- _EXERCISE AIM_: Look for the string "JSON" in the data below, and copy each line that holds it.

- _EXTRACTED RECORDS_:
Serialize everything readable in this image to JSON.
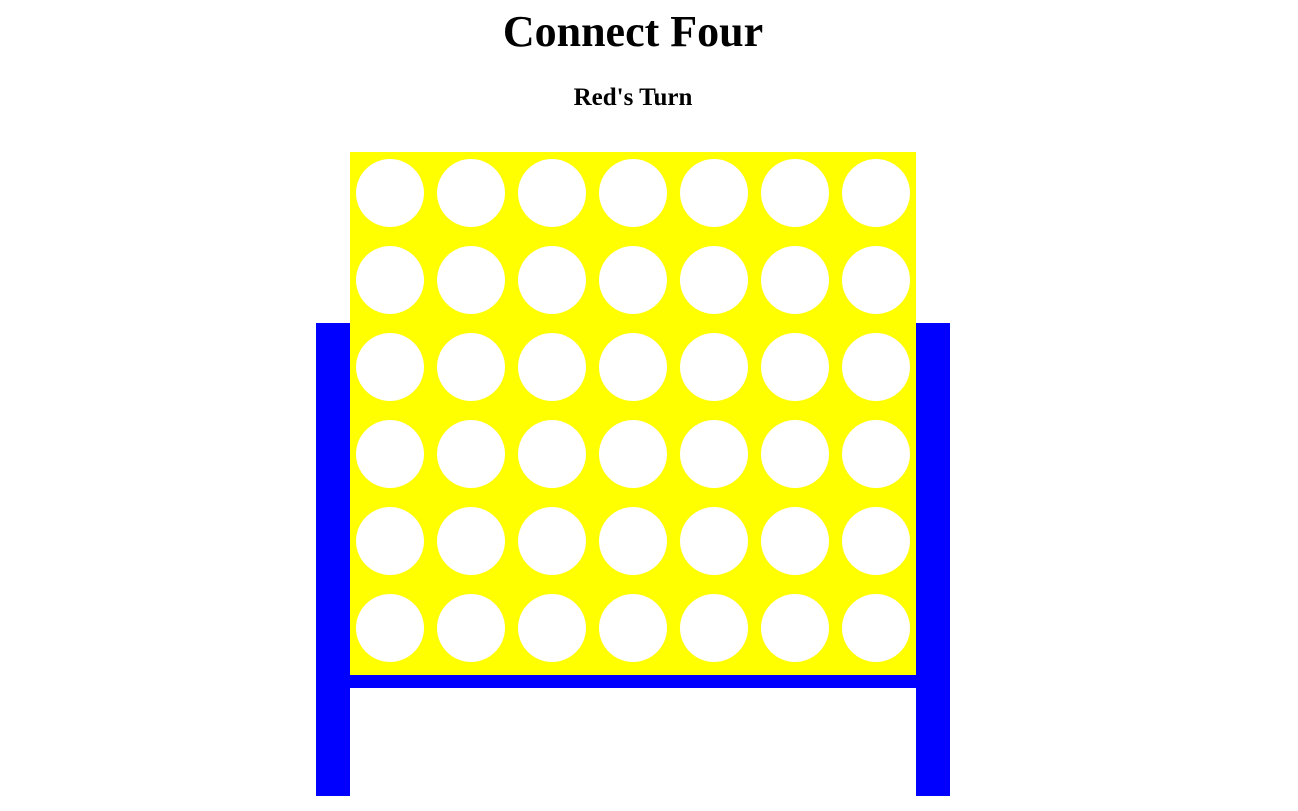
{
  "game": {
    "title": "Connect Four",
    "status": "Red's Turn"
  },
  "board": {
    "columns": 7,
    "rows": 6,
    "cells": [
      [
        "empty",
        "empty",
        "empty",
        "empty",
        "empty",
        "empty",
        "empty"
      ],
      [
        "empty",
        "empty",
        "empty",
        "empty",
        "empty",
        "empty",
        "empty"
      ],
      [
        "empty",
        "empty",
        "empty",
        "empty",
        "empty",
        "empty",
        "empty"
      ],
      [
        "empty",
        "empty",
        "empty",
        "empty",
        "empty",
        "empty",
        "empty"
      ],
      [
        "empty",
        "empty",
        "empty",
        "empty",
        "empty",
        "empty",
        "empty"
      ],
      [
        "empty",
        "empty",
        "empty",
        "empty",
        "empty",
        "empty",
        "empty"
      ]
    ]
  },
  "colors": {
    "board": "#ffff00",
    "stand": "#0000ff",
    "empty_slot": "#ffffff",
    "red_piece": "#ff0000",
    "yellow_piece": "#ffd700"
  }
}
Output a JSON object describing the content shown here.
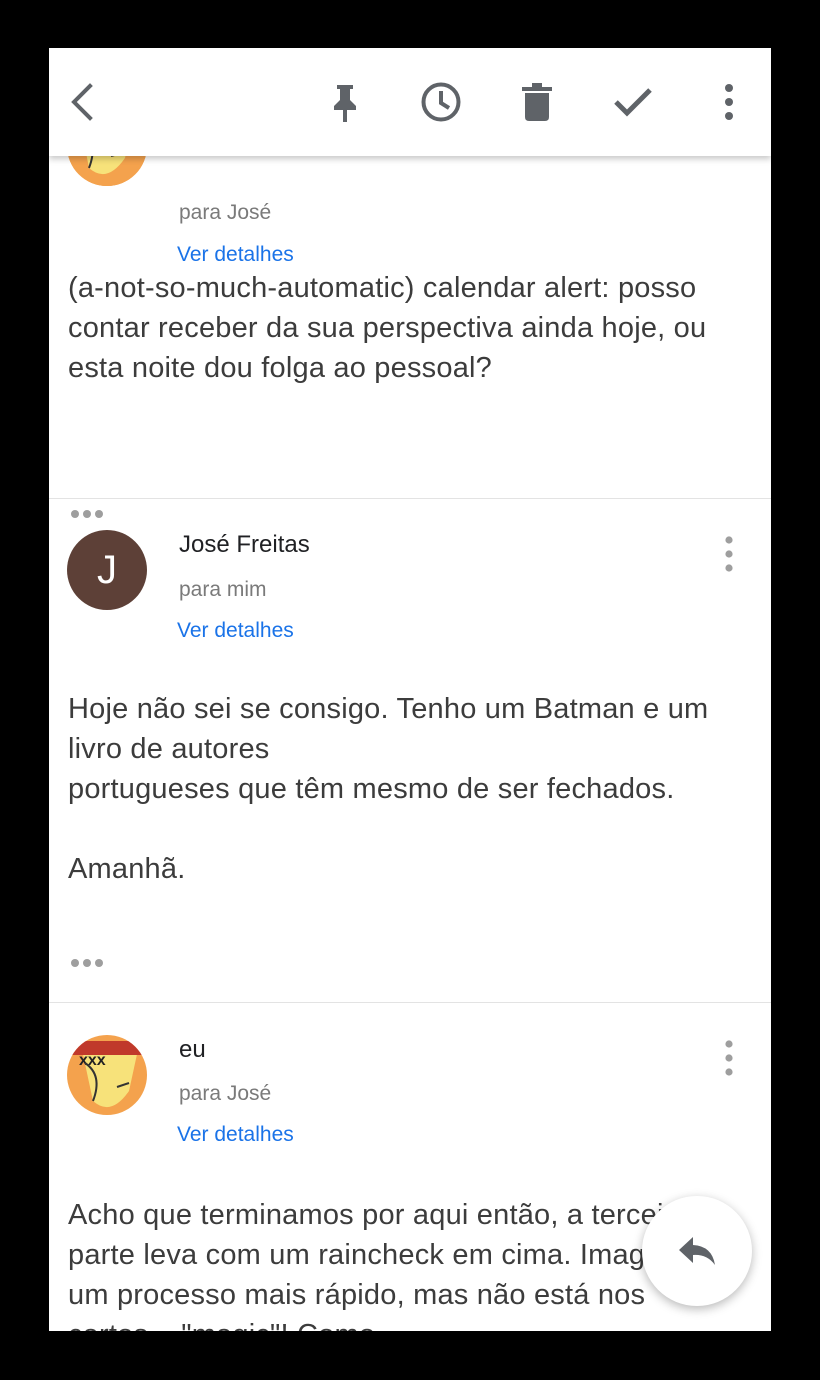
{
  "toolbar": {
    "icons": [
      "back-arrow-icon",
      "pin-icon",
      "clock-icon",
      "trash-icon",
      "check-icon",
      "more-vert-icon"
    ]
  },
  "messages": [
    {
      "recipient": "para José",
      "details_link": "Ver detalhes",
      "body": "(a-not-so-much-automatic) calendar alert: posso contar receber da sua perspectiva ainda hoje, ou esta noite dou folga ao pessoal?"
    },
    {
      "sender": "José Freitas",
      "avatar_letter": "J",
      "recipient": "para mim",
      "details_link": "Ver detalhes",
      "body": "Hoje não sei se consigo. Tenho um Batman e um livro de autores\nportugueses que têm mesmo de ser fechados.\n\nAmanhã."
    },
    {
      "sender": "eu",
      "recipient": "para José",
      "details_link": "Ver detalhes",
      "body": "Acho que terminamos por aqui então, a terceira parte leva com um raincheck em cima. Imaginava um processo mais rápido, mas não está nos cartos... \"magic\"! Como"
    }
  ],
  "colors": {
    "link": "#1a73e8",
    "avatar_j": "#5d4037",
    "icon": "#5f6368"
  }
}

- _YOUR RESPONSE_:
Serialize everything readable in this image to JSON.
Output a JSON object describing the content shown here.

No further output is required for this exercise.